Call of the Mountain, Adelind Horan/Whole Theatre
- Nov 11th 6:30 pm
- Nov 12th 4 pm
- Nov 18th 7 pm
- Nov 19th 3 pm
- Nov 20th 1 pm
Foggerty’s Fairy, Victorian Lyric Opera Company
- Nov 6th 1 pm
- Nov 12th 12 pm
- Nov 15th 6:30 pm
- Nov 16th 6:30 pm
Good Girls Don’t, But Indian Girls Do, Vijai Nathan
- Nov 3rd 9 pm
- Nov 9th 9 pm
- Nov 13th 8:30 pm
Hugo Ball – A Super Spectacular Dada Adventure, Pointless Theatre Company
- Nov 13th 4 pm
- Nov 16th 9 pm
- Nov 18th 9 pm
- Nov 19th 1 pm
- Nov 20th 7 pm
iKiLl – Izumi Ashizawa Productions
- Nov 12th 2:30 pm
- Nov 12th 6 pm
- Nov 13th 1 pm
- Nov 13th 2:30 pm
Pascal’s Aquarium, Nice-eeNice Productions
- Nov 4th 6:30 pm
- Nov 8th 7 pm
- Nov 10th 8:15 pm
- Nov 13th 6:30 pm
Shrimp & Griots, Sheldon Scott
- Nov 2nd 9 pm
- Nov 3rd 7 pm
- Nov 4th 8:15 pm
- Nov 5th 2 pm
- Nov 9th 7 pm
Sisters of Ellery Hollow, Stephen Spotswood
- Nov 5th 4 pm
- Nov 8th 9 pm
- Nov 10th 6:30 pm
- Nov 17th 7 pm
Squirrel, or The Origin of a Species, Michael Marino
- Nov 2nd 7 pm
- Nov 5th 6 pm
- Nov 6th 5:30 pm
- Nov 10th 10 pm
- Nov 11th 8:15 pm
T-O-T-A-L-L-Y, Kimleigh Productions
- Nov 12th 8 pm
- Nov 15th 9 pm
- Nov 17th 9 pm
- Nov 19th 5 pm
- Nov 20th 3 pm
The Evolution Revolution, Hamell on Trial
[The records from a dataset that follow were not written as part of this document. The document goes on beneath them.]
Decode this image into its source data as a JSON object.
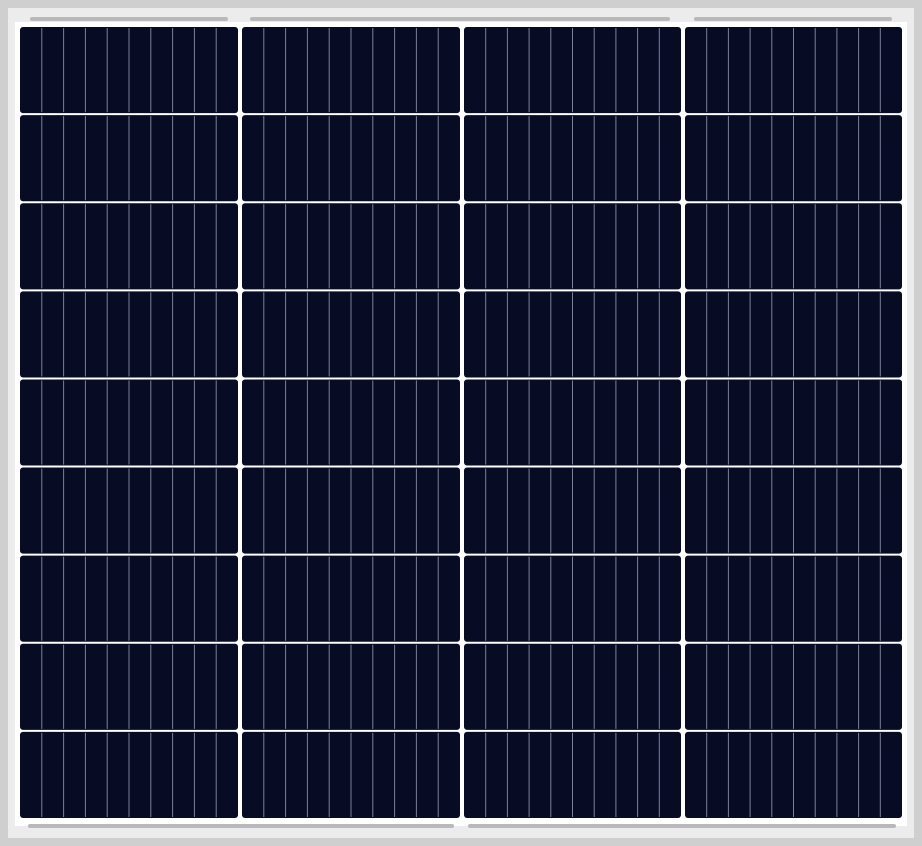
{
  "image": {
    "subject": "solar-panel",
    "layout": {
      "columns": 4,
      "rows": 9,
      "busbars_per_cell": 10,
      "cell_type": "monocrystalline half-cut"
    },
    "colors": {
      "frame_outer": "#cfcfcf",
      "frame_inner": "#ececec",
      "backsheet": "#ffffff",
      "cell": "#070c24",
      "busbar": "#7d8196",
      "frame_highlight": "#b9b9b9"
    }
  }
}
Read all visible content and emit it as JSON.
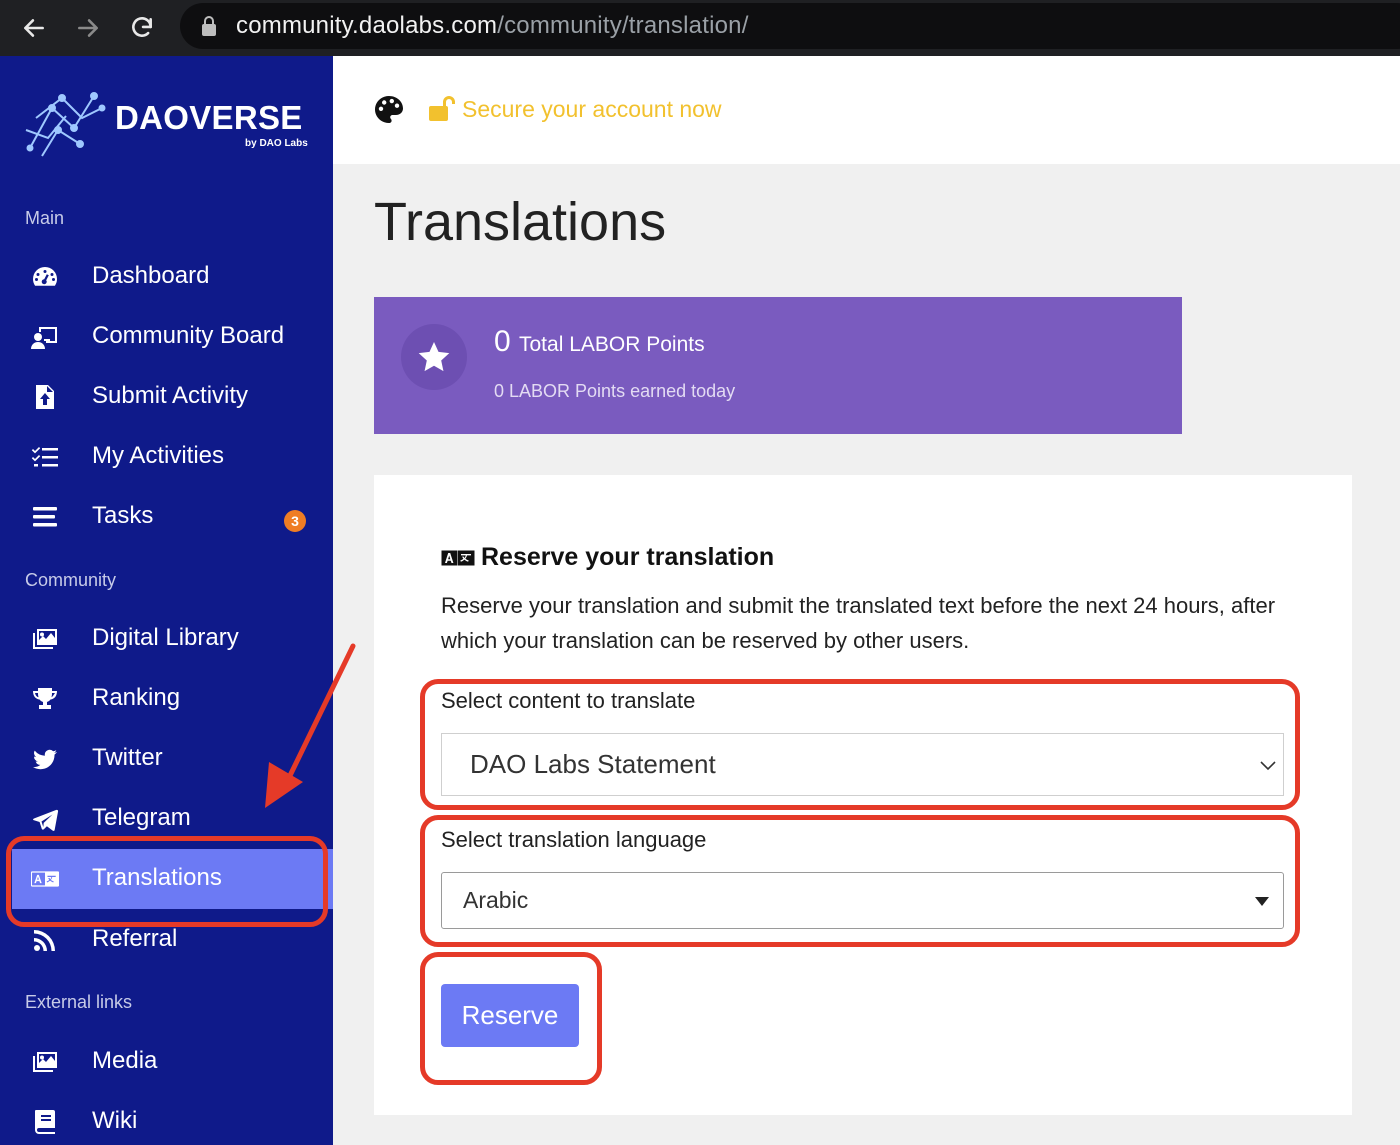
{
  "browser": {
    "url_host": "community.daolabs.com",
    "url_path": "/community/translation/"
  },
  "sidebar": {
    "logo_text": "DAOVERSE",
    "logo_sub": "by DAO Labs",
    "sections": {
      "main": "Main",
      "community": "Community",
      "external": "External links"
    },
    "items": [
      {
        "label": "Dashboard",
        "icon": "gauge-icon"
      },
      {
        "label": "Community Board",
        "icon": "chalkboard-user-icon"
      },
      {
        "label": "Submit Activity",
        "icon": "file-upload-icon"
      },
      {
        "label": "My Activities",
        "icon": "list-check-icon"
      },
      {
        "label": "Tasks",
        "icon": "bars-icon",
        "badge": "3"
      },
      {
        "label": "Digital Library",
        "icon": "images-icon"
      },
      {
        "label": "Ranking",
        "icon": "trophy-icon"
      },
      {
        "label": "Twitter",
        "icon": "twitter-icon"
      },
      {
        "label": "Telegram",
        "icon": "telegram-icon"
      },
      {
        "label": "Translations",
        "icon": "language-icon",
        "active": true
      },
      {
        "label": "Referral",
        "icon": "rss-icon"
      },
      {
        "label": "Media",
        "icon": "images-icon"
      },
      {
        "label": "Wiki",
        "icon": "book-icon"
      }
    ]
  },
  "header": {
    "secure_text": "Secure your account now"
  },
  "page": {
    "title": "Translations"
  },
  "points": {
    "total": "0",
    "total_label": "Total LABOR Points",
    "today_text": "0 LABOR Points earned today"
  },
  "form": {
    "heading": "Reserve your translation",
    "description": "Reserve your translation and submit the translated text before the next 24 hours, after which your translation can be reserved by other users.",
    "content_label": "Select content to translate",
    "content_value": "DAO Labs Statement",
    "language_label": "Select translation language",
    "language_value": "Arabic",
    "reserve_label": "Reserve"
  },
  "colors": {
    "sidebar_bg": "#0f1a8a",
    "active_item": "#6c7af4",
    "points_card": "#7a5bbf",
    "warning_link": "#f2c12e",
    "annotation": "#e53a28",
    "badge": "#ef7d24"
  }
}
- Nov 5th 8 pm
- Nov 6th 7:30 pm
- Nov 18th 11 pm
- Nov 19th 7 pm
- Nov 20th 5 pm